#### Task goal:
Where the string "价差合计" occurs in the material below, report the whole line.

#### Source records:
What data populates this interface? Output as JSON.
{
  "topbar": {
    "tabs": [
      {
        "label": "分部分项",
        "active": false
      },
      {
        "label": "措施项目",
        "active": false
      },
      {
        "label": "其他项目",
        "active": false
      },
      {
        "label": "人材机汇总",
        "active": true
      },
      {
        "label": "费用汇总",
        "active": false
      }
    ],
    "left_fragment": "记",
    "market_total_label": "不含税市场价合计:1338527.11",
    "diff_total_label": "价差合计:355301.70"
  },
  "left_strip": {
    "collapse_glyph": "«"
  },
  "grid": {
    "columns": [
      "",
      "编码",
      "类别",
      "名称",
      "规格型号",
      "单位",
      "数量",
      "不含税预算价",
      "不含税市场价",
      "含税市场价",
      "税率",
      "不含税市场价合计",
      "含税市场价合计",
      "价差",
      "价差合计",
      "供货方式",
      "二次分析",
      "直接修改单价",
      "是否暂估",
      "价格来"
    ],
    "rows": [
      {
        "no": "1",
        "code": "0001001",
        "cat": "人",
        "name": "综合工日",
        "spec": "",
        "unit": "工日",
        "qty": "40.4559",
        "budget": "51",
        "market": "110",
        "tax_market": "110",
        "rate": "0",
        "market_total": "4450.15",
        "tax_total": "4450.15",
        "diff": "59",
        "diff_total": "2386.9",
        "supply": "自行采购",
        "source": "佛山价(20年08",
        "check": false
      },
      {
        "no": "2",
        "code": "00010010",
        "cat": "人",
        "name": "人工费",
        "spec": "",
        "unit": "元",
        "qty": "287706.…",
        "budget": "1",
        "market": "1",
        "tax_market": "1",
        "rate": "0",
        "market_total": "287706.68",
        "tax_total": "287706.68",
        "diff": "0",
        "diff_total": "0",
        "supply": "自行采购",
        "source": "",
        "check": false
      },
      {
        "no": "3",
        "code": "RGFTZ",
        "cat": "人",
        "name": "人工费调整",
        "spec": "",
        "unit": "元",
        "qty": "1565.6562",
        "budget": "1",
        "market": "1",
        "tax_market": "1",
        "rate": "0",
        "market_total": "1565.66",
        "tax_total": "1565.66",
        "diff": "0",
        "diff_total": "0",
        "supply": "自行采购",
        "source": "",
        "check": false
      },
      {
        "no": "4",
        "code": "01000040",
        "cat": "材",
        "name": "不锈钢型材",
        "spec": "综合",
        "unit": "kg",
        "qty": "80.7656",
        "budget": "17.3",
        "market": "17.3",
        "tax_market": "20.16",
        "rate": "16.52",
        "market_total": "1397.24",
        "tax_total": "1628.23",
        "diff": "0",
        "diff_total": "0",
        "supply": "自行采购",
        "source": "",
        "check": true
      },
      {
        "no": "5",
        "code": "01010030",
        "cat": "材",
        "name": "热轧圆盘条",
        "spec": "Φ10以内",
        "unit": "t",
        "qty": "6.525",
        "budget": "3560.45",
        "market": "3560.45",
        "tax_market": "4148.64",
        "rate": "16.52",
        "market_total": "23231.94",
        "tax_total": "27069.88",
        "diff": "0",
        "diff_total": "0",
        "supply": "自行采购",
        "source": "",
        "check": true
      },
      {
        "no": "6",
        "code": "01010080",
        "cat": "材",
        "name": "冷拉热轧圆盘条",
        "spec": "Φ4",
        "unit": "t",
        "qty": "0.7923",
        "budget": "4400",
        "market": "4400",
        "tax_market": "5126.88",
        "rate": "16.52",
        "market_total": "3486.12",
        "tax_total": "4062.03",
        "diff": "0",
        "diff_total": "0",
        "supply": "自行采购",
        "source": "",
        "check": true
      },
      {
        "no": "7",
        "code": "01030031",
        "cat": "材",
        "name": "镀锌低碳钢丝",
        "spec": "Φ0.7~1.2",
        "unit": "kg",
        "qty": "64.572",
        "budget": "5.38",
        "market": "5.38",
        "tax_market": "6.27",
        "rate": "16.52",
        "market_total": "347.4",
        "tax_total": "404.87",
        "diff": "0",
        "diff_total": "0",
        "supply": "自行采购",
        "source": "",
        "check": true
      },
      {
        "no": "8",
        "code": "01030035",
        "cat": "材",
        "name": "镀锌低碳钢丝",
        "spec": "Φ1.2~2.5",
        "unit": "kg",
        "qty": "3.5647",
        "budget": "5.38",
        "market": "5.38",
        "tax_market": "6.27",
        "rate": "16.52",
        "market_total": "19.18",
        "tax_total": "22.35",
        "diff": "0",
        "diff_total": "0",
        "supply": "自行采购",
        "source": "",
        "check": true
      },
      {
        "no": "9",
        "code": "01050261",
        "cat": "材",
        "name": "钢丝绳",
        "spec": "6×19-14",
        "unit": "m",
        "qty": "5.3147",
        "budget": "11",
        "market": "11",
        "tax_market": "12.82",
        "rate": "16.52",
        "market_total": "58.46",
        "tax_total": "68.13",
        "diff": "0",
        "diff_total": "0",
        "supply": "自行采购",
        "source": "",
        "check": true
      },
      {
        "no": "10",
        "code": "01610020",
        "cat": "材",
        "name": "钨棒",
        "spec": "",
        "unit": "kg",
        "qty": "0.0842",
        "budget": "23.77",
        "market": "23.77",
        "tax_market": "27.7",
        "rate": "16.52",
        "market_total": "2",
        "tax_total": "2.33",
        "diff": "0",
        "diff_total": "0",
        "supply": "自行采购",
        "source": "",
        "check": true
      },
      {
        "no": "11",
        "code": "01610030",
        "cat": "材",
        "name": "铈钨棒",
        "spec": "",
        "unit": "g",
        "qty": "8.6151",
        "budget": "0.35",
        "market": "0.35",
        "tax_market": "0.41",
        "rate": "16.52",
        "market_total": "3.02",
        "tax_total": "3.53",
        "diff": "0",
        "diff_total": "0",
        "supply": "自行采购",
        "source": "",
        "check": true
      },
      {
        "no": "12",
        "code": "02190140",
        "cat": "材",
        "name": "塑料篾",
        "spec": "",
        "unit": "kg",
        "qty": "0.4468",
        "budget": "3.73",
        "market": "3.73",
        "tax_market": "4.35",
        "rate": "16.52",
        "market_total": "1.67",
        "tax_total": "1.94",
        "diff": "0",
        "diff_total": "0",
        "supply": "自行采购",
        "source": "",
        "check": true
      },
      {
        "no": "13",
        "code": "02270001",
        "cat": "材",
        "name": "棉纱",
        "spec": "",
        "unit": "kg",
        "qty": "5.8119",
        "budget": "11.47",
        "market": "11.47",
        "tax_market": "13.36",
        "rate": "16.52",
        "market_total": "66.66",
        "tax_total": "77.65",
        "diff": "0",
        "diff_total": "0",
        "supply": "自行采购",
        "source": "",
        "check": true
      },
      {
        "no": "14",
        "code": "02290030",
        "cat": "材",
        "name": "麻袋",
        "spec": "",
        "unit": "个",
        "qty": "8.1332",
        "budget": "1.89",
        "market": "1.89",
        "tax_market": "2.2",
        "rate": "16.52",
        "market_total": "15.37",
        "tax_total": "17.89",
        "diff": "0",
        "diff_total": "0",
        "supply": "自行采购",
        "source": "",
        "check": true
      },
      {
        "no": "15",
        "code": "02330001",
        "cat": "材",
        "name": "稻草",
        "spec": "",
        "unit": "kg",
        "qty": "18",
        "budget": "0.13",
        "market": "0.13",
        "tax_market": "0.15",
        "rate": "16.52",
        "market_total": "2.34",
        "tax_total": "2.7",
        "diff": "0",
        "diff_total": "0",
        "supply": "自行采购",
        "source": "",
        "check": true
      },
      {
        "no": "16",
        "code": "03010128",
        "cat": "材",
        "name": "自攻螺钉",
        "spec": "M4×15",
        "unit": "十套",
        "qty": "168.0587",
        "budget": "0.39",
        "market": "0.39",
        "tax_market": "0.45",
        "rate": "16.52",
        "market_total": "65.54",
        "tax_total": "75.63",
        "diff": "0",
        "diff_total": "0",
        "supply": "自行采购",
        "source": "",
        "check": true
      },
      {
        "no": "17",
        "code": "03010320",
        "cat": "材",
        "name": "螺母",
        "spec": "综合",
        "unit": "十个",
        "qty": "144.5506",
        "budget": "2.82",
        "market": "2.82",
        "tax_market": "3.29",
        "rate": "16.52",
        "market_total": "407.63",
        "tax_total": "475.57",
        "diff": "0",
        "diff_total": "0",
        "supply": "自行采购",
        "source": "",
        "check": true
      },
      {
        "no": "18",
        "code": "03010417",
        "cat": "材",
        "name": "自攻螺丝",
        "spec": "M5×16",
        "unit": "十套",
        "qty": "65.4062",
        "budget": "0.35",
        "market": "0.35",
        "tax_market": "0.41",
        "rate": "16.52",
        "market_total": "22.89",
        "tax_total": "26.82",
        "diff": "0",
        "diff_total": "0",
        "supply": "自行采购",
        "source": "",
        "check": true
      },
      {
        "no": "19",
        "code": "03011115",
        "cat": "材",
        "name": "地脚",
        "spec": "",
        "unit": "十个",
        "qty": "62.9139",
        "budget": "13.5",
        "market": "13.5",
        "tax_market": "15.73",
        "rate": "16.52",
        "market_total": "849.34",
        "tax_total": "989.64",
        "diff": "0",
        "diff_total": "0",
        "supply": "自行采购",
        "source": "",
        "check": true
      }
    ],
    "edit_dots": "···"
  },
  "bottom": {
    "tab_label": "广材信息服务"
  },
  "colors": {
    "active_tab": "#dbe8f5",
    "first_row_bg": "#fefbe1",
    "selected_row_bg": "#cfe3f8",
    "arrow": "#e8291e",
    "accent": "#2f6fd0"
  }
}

#### Reply:
    "diff_total_label": "价差合计:355301.70"
      "价差合计",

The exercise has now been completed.